--- WHAT IS REQUIRED ---
Print out every entry, keeping each line identical to the original.

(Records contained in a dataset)
━━━━━━━━━━━━━━━━

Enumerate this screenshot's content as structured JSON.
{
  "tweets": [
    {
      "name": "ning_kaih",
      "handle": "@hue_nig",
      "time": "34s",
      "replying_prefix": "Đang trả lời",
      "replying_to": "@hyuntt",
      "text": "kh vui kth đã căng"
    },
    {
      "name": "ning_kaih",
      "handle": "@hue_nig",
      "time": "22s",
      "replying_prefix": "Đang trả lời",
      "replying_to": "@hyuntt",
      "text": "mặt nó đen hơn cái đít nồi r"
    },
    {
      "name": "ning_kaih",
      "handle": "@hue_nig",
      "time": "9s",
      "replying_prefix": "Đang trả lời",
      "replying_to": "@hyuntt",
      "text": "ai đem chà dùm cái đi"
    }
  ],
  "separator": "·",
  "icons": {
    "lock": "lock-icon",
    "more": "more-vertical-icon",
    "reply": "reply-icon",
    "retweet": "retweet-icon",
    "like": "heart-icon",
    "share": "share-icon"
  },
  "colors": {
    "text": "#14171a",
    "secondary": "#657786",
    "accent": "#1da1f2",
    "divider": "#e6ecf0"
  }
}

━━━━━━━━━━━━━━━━

--- REPLY TO THE EXERCISE ---
Enumerate this screenshot's content as structured JSON.
{
  "tweets": [
    {
      "name": "ning_kaih",
      "handle": "@hue_nig",
      "time": "34s",
      "replying_prefix": "Đang trả lời",
      "replying_to": "@hyuntt",
      "text": "kh vui kth đã căng"
    },
    {
      "name": "ning_kaih",
      "handle": "@hue_nig",
      "time": "22s",
      "replying_prefix": "Đang trả lời",
      "replying_to": "@hyuntt",
      "text": "mặt nó đen hơn cái đít nồi r"
    },
    {
      "name": "ning_kaih",
      "handle": "@hue_nig",
      "time": "9s",
      "replying_prefix": "Đang trả lời",
      "replying_to": "@hyuntt",
      "text": "ai đem chà dùm cái đi"
    }
  ],
  "separator": "·",
  "icons": {
    "lock": "lock-icon",
    "more": "more-vertical-icon",
    "reply": "reply-icon",
    "retweet": "retweet-icon",
    "like": "heart-icon",
    "share": "share-icon"
  },
  "colors": {
    "text": "#14171a",
    "secondary": "#657786",
    "accent": "#1da1f2",
    "divider": "#e6ecf0"
  }
}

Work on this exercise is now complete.